The copy has to match the records word for word and include no pictures.

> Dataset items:
►
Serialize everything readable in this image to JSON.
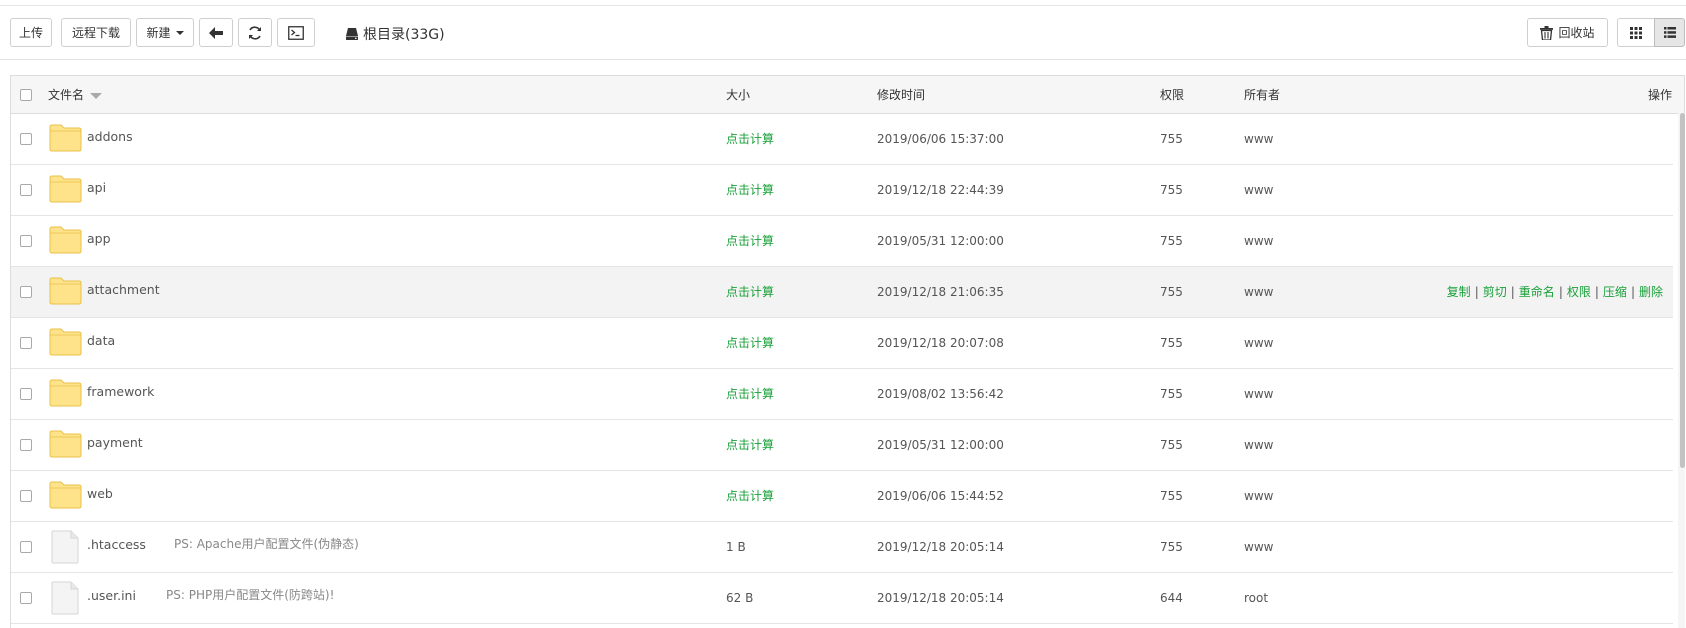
{
  "toolbar": {
    "upload": "上传",
    "remote_download": "远程下载",
    "new": "新建",
    "path_label": "根目录(33G)",
    "recycle_bin": "回收站"
  },
  "table": {
    "headers": {
      "name": "文件名",
      "size": "大小",
      "mtime": "修改时间",
      "perm": "权限",
      "owner": "所有者",
      "ops": "操作"
    },
    "rows": [
      {
        "type": "folder",
        "name": "addons",
        "ps": "",
        "size": "点击计算",
        "mtime": "2019/06/06 15:37:00",
        "perm": "755",
        "owner": "www"
      },
      {
        "type": "folder",
        "name": "api",
        "ps": "",
        "size": "点击计算",
        "mtime": "2019/12/18 22:44:39",
        "perm": "755",
        "owner": "www"
      },
      {
        "type": "folder",
        "name": "app",
        "ps": "",
        "size": "点击计算",
        "mtime": "2019/05/31 12:00:00",
        "perm": "755",
        "owner": "www"
      },
      {
        "type": "folder",
        "name": "attachment",
        "ps": "",
        "size": "点击计算",
        "mtime": "2019/12/18 21:06:35",
        "perm": "755",
        "owner": "www",
        "hover": true
      },
      {
        "type": "folder",
        "name": "data",
        "ps": "",
        "size": "点击计算",
        "mtime": "2019/12/18 20:07:08",
        "perm": "755",
        "owner": "www"
      },
      {
        "type": "folder",
        "name": "framework",
        "ps": "",
        "size": "点击计算",
        "mtime": "2019/08/02 13:56:42",
        "perm": "755",
        "owner": "www"
      },
      {
        "type": "folder",
        "name": "payment",
        "ps": "",
        "size": "点击计算",
        "mtime": "2019/05/31 12:00:00",
        "perm": "755",
        "owner": "www"
      },
      {
        "type": "folder",
        "name": "web",
        "ps": "",
        "size": "点击计算",
        "mtime": "2019/06/06 15:44:52",
        "perm": "755",
        "owner": "www"
      },
      {
        "type": "file",
        "name": ".htaccess",
        "ps": "PS: Apache用户配置文件(伪静态)",
        "size": "1 B",
        "mtime": "2019/12/18 20:05:14",
        "perm": "755",
        "owner": "www"
      },
      {
        "type": "file",
        "name": ".user.ini",
        "ps": "PS: PHP用户配置文件(防跨站)!",
        "size": "62 B",
        "mtime": "2019/12/18 20:05:14",
        "perm": "644",
        "owner": "root"
      }
    ],
    "row_ops": [
      "复制",
      "剪切",
      "重命名",
      "权限",
      "压缩",
      "删除"
    ]
  },
  "colors": {
    "accent_green": "#1aa03a",
    "folder_yellow": "#ffe38a"
  }
}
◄
> Result:
Serialize everything readable in this image to JSON.
{
  "toolbar": {
    "upload": "上传",
    "remote_download": "远程下载",
    "new": "新建",
    "path_label": "根目录(33G)",
    "recycle_bin": "回收站"
  },
  "table": {
    "headers": {
      "name": "文件名",
      "size": "大小",
      "mtime": "修改时间",
      "perm": "权限",
      "owner": "所有者",
      "ops": "操作"
    },
    "rows": [
      {
        "type": "folder",
        "name": "addons",
        "ps": "",
        "size": "点击计算",
        "mtime": "2019/06/06 15:37:00",
        "perm": "755",
        "owner": "www"
      },
      {
        "type": "folder",
        "name": "api",
        "ps": "",
        "size": "点击计算",
        "mtime": "2019/12/18 22:44:39",
        "perm": "755",
        "owner": "www"
      },
      {
        "type": "folder",
        "name": "app",
        "ps": "",
        "size": "点击计算",
        "mtime": "2019/05/31 12:00:00",
        "perm": "755",
        "owner": "www"
      },
      {
        "type": "folder",
        "name": "attachment",
        "ps": "",
        "size": "点击计算",
        "mtime": "2019/12/18 21:06:35",
        "perm": "755",
        "owner": "www",
        "hover": true
      },
      {
        "type": "folder",
        "name": "data",
        "ps": "",
        "size": "点击计算",
        "mtime": "2019/12/18 20:07:08",
        "perm": "755",
        "owner": "www"
      },
      {
        "type": "folder",
        "name": "framework",
        "ps": "",
        "size": "点击计算",
        "mtime": "2019/08/02 13:56:42",
        "perm": "755",
        "owner": "www"
      },
      {
        "type": "folder",
        "name": "payment",
        "ps": "",
        "size": "点击计算",
        "mtime": "2019/05/31 12:00:00",
        "perm": "755",
        "owner": "www"
      },
      {
        "type": "folder",
        "name": "web",
        "ps": "",
        "size": "点击计算",
        "mtime": "2019/06/06 15:44:52",
        "perm": "755",
        "owner": "www"
      },
      {
        "type": "file",
        "name": ".htaccess",
        "ps": "PS: Apache用户配置文件(伪静态)",
        "size": "1 B",
        "mtime": "2019/12/18 20:05:14",
        "perm": "755",
        "owner": "www"
      },
      {
        "type": "file",
        "name": ".user.ini",
        "ps": "PS: PHP用户配置文件(防跨站)!",
        "size": "62 B",
        "mtime": "2019/12/18 20:05:14",
        "perm": "644",
        "owner": "root"
      }
    ],
    "row_ops": [
      "复制",
      "剪切",
      "重命名",
      "权限",
      "压缩",
      "删除"
    ]
  },
  "colors": {
    "accent_green": "#1aa03a",
    "folder_yellow": "#ffe38a"
  }
}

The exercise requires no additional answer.